Two half-hitches is a type of knot, specifically a binding knot or hitch knot. One variety consists of an overhand knot tied around a post, followed by a half-hitch. This knot is less often referred to as a clove hitch over itself, double half-hitch, or full-hitch.
Two half hitches is the commonest of all hitches for mooring in particular and also for general utility. Steel gives the name in 1794. The difference between two half hitches and the clove hitch is that the former, after a single turn around a spar, is made fast around its own standing part, while the latter is tied directly around the spar.
The falconer's knot is a knot used in falconry to tether a bird of prey to a perch. Some sources show this knot to be identical to the halter hitch, but with a specific method of single-handed tying needed when the other hand is occupied holding the bird.
In knot tying, a bight is a curved section or slack part between the two ends of a rope, string, or yarn. A knot that can be tied using only the bight of a rope, without access to the ends, is described as in the bight.
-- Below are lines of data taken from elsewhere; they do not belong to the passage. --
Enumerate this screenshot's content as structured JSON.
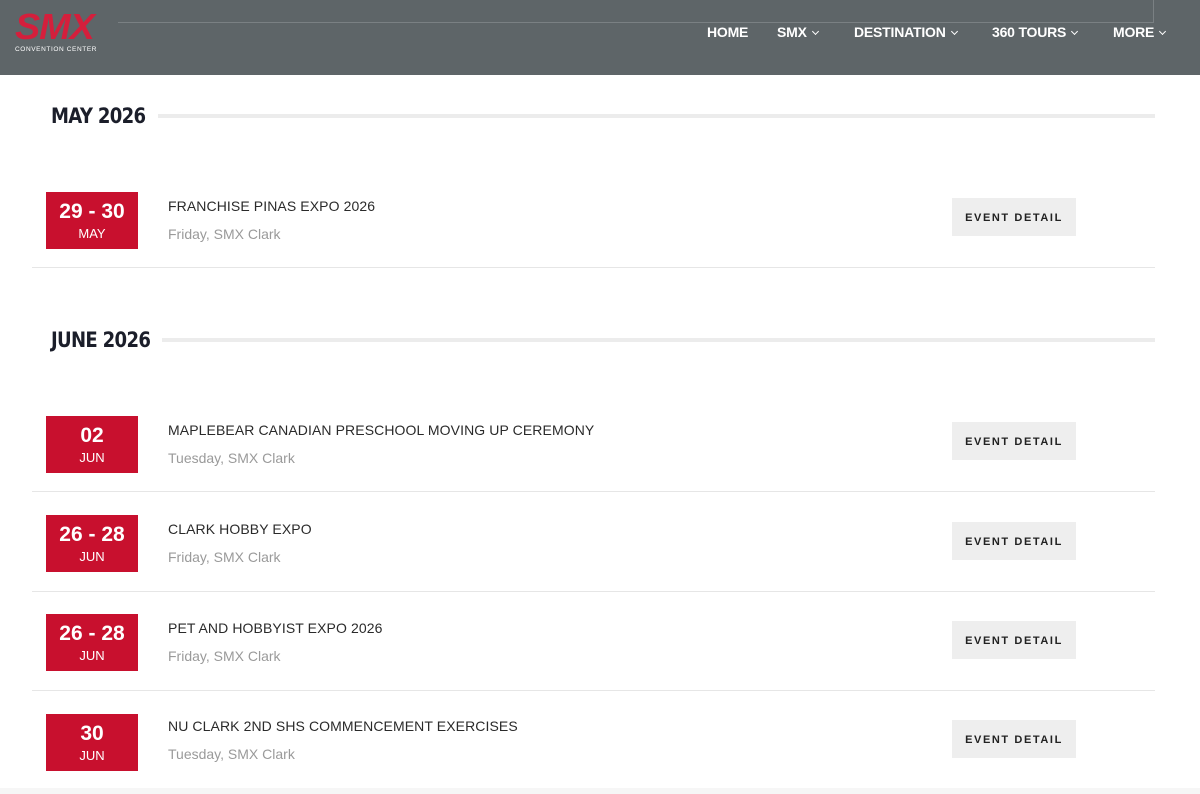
{
  "header": {
    "logo_text": "SMX",
    "logo_subtext": "CONVENTION CENTER",
    "nav": [
      {
        "label": "HOME",
        "has_dropdown": false
      },
      {
        "label": "SMX",
        "has_dropdown": true
      },
      {
        "label": "DESTINATION",
        "has_dropdown": true
      },
      {
        "label": "360 TOURS",
        "has_dropdown": true
      },
      {
        "label": "MORE",
        "has_dropdown": true
      }
    ]
  },
  "months": [
    {
      "heading": "MAY 2026",
      "events": [
        {
          "days": "29 - 30",
          "month": "MAY",
          "title": "FRANCHISE PINAS EXPO 2026",
          "subtitle": "Friday, SMX Clark",
          "button": "EVENT DETAIL"
        }
      ]
    },
    {
      "heading": "JUNE 2026",
      "events": [
        {
          "days": "02",
          "month": "JUN",
          "title": "MAPLEBEAR CANADIAN PRESCHOOL MOVING UP CEREMONY",
          "subtitle": "Tuesday, SMX Clark",
          "button": "EVENT DETAIL"
        },
        {
          "days": "26 - 28",
          "month": "JUN",
          "title": "CLARK HOBBY EXPO",
          "subtitle": "Friday, SMX Clark",
          "button": "EVENT DETAIL"
        },
        {
          "days": "26 - 28",
          "month": "JUN",
          "title": "PET AND HOBBYIST EXPO 2026",
          "subtitle": "Friday, SMX Clark",
          "button": "EVENT DETAIL"
        },
        {
          "days": "30",
          "month": "JUN",
          "title": "NU CLARK 2ND SHS COMMENCEMENT EXERCISES",
          "subtitle": "Tuesday, SMX Clark",
          "button": "EVENT DETAIL"
        }
      ]
    }
  ],
  "colors": {
    "header_bg": "#5e6568",
    "accent_red": "#c8102e",
    "button_bg": "#eeeeee"
  }
}
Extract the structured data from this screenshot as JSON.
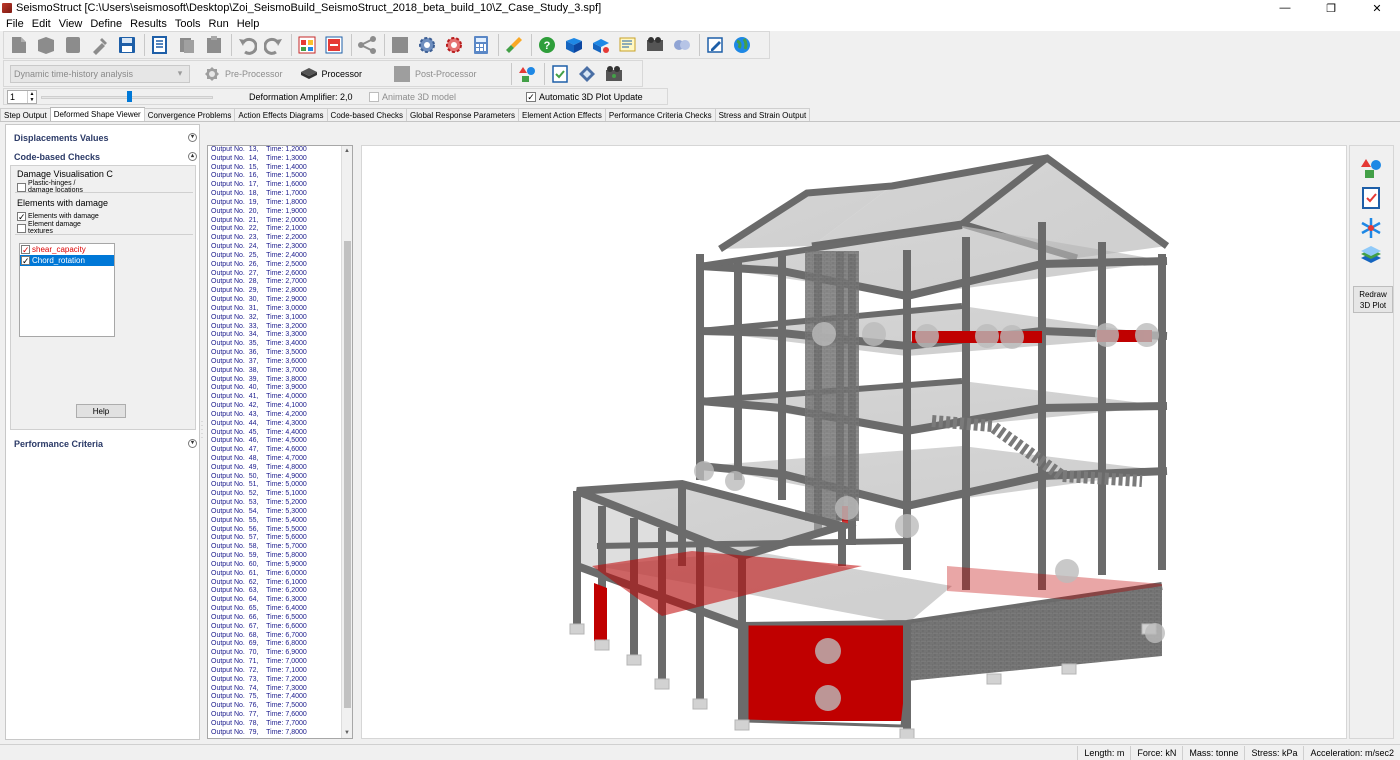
{
  "window": {
    "title": "SeismoStruct  [C:\\Users\\seismosoft\\Desktop\\Zoi_SeismoBuild_SeismoStruct_2018_beta_build_10\\Z_Case_Study_3.spf]",
    "minimize": "—",
    "maximize": "❐",
    "close": "✕"
  },
  "menu": [
    "File",
    "Edit",
    "View",
    "Define",
    "Results",
    "Tools",
    "Run",
    "Help"
  ],
  "toolbar2": {
    "analysis_type": "Dynamic time-history analysis",
    "pre_processor": "Pre-Processor",
    "processor": "Processor",
    "post_processor": "Post-Processor"
  },
  "toolbar3": {
    "step_value": "1",
    "slider_fraction": 0.5,
    "deformation_amplifier": "Deformation Amplifier: 2,0",
    "animate_label": "Animate 3D model",
    "animate_checked": false,
    "auto_update_label": "Automatic 3D Plot Update",
    "auto_update_checked": true
  },
  "tabs": [
    "Step Output",
    "Deformed Shape Viewer",
    "Convergence Problems",
    "Action Effects Diagrams",
    "Code-based Checks",
    "Global Response Parameters",
    "Element Action Effects",
    "Performance Criteria Checks",
    "Stress and Strain Output"
  ],
  "selected_tab": "Deformed Shape Viewer",
  "left_panel": {
    "displacements": "Displacements Values",
    "code_checks": "Code-based Checks",
    "damage_group": "Damage Visualisation C",
    "damage_opt1a": "Plastic-hinges /",
    "damage_opt1b": "damage locations",
    "elements_group": "Elements with damage",
    "elements_opt1": "Elements with damage",
    "elements_opt2a": "Element damage",
    "elements_opt2b": "textures",
    "checks": [
      {
        "label": "shear_capacity",
        "checked": true
      },
      {
        "label": "Chord_rotation",
        "checked": true
      }
    ],
    "help": "Help",
    "performance": "Performance Criteria"
  },
  "outputs": [
    [
      "13",
      "1,2000"
    ],
    [
      "14",
      "1,3000"
    ],
    [
      "15",
      "1,4000"
    ],
    [
      "16",
      "1,5000"
    ],
    [
      "17",
      "1,6000"
    ],
    [
      "18",
      "1,7000"
    ],
    [
      "19",
      "1,8000"
    ],
    [
      "20",
      "1,9000"
    ],
    [
      "21",
      "2,0000"
    ],
    [
      "22",
      "2,1000"
    ],
    [
      "23",
      "2,2000"
    ],
    [
      "24",
      "2,3000"
    ],
    [
      "25",
      "2,4000"
    ],
    [
      "26",
      "2,5000"
    ],
    [
      "27",
      "2,6000"
    ],
    [
      "28",
      "2,7000"
    ],
    [
      "29",
      "2,8000"
    ],
    [
      "30",
      "2,9000"
    ],
    [
      "31",
      "3,0000"
    ],
    [
      "32",
      "3,1000"
    ],
    [
      "33",
      "3,2000"
    ],
    [
      "34",
      "3,3000"
    ],
    [
      "35",
      "3,4000"
    ],
    [
      "36",
      "3,5000"
    ],
    [
      "37",
      "3,6000"
    ],
    [
      "38",
      "3,7000"
    ],
    [
      "39",
      "3,8000"
    ],
    [
      "40",
      "3,9000"
    ],
    [
      "41",
      "4,0000"
    ],
    [
      "42",
      "4,1000"
    ],
    [
      "43",
      "4,2000"
    ],
    [
      "44",
      "4,3000"
    ],
    [
      "45",
      "4,4000"
    ],
    [
      "46",
      "4,5000"
    ],
    [
      "47",
      "4,6000"
    ],
    [
      "48",
      "4,7000"
    ],
    [
      "49",
      "4,8000"
    ],
    [
      "50",
      "4,9000"
    ],
    [
      "51",
      "5,0000"
    ],
    [
      "52",
      "5,1000"
    ],
    [
      "53",
      "5,2000"
    ],
    [
      "54",
      "5,3000"
    ],
    [
      "55",
      "5,4000"
    ],
    [
      "56",
      "5,5000"
    ],
    [
      "57",
      "5,6000"
    ],
    [
      "58",
      "5,7000"
    ],
    [
      "59",
      "5,8000"
    ],
    [
      "60",
      "5,9000"
    ],
    [
      "61",
      "6,0000"
    ],
    [
      "62",
      "6,1000"
    ],
    [
      "63",
      "6,2000"
    ],
    [
      "64",
      "6,3000"
    ],
    [
      "65",
      "6,4000"
    ],
    [
      "66",
      "6,5000"
    ],
    [
      "67",
      "6,6000"
    ],
    [
      "68",
      "6,7000"
    ],
    [
      "69",
      "6,8000"
    ],
    [
      "70",
      "6,9000"
    ],
    [
      "71",
      "7,0000"
    ],
    [
      "72",
      "7,1000"
    ],
    [
      "73",
      "7,2000"
    ],
    [
      "74",
      "7,3000"
    ],
    [
      "75",
      "7,4000"
    ],
    [
      "76",
      "7,5000"
    ],
    [
      "77",
      "7,6000"
    ],
    [
      "78",
      "7,7000"
    ],
    [
      "79",
      "7,8000"
    ]
  ],
  "output_prefix": "Output No.",
  "time_prefix": "Time:",
  "right_strip": {
    "redraw_line1": "Redraw",
    "redraw_line2": "3D Plot"
  },
  "status": {
    "length": "Length: m",
    "force": "Force: kN",
    "mass": "Mass: tonne",
    "stress": "Stress: kPa",
    "acceleration": "Acceleration: m/sec2"
  },
  "colors": {
    "frame": "#707070",
    "damage": "#c00000",
    "slab": "#b8b8b8",
    "selection": "#0078d7"
  }
}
The term "bight" is also used in a more specific way when describing Turk's head knots, indicating how many repetitions of braiding are made in the circuit of a given knot.
The shoelace knot, or bow knot, is commonly used for tying shoelaces and bow ties.
The double overhand noose is a very secure hitch knot. It might be used by cavers and canyoneers to bind a cow tail or a foot loop to a carabiner.[ [File:Noeud double gansé.jpg|thumb|Double overhand noose binding carabiners.]]
Friendship knot loop is a knot to tie a secure and stable loop at the end of a rope.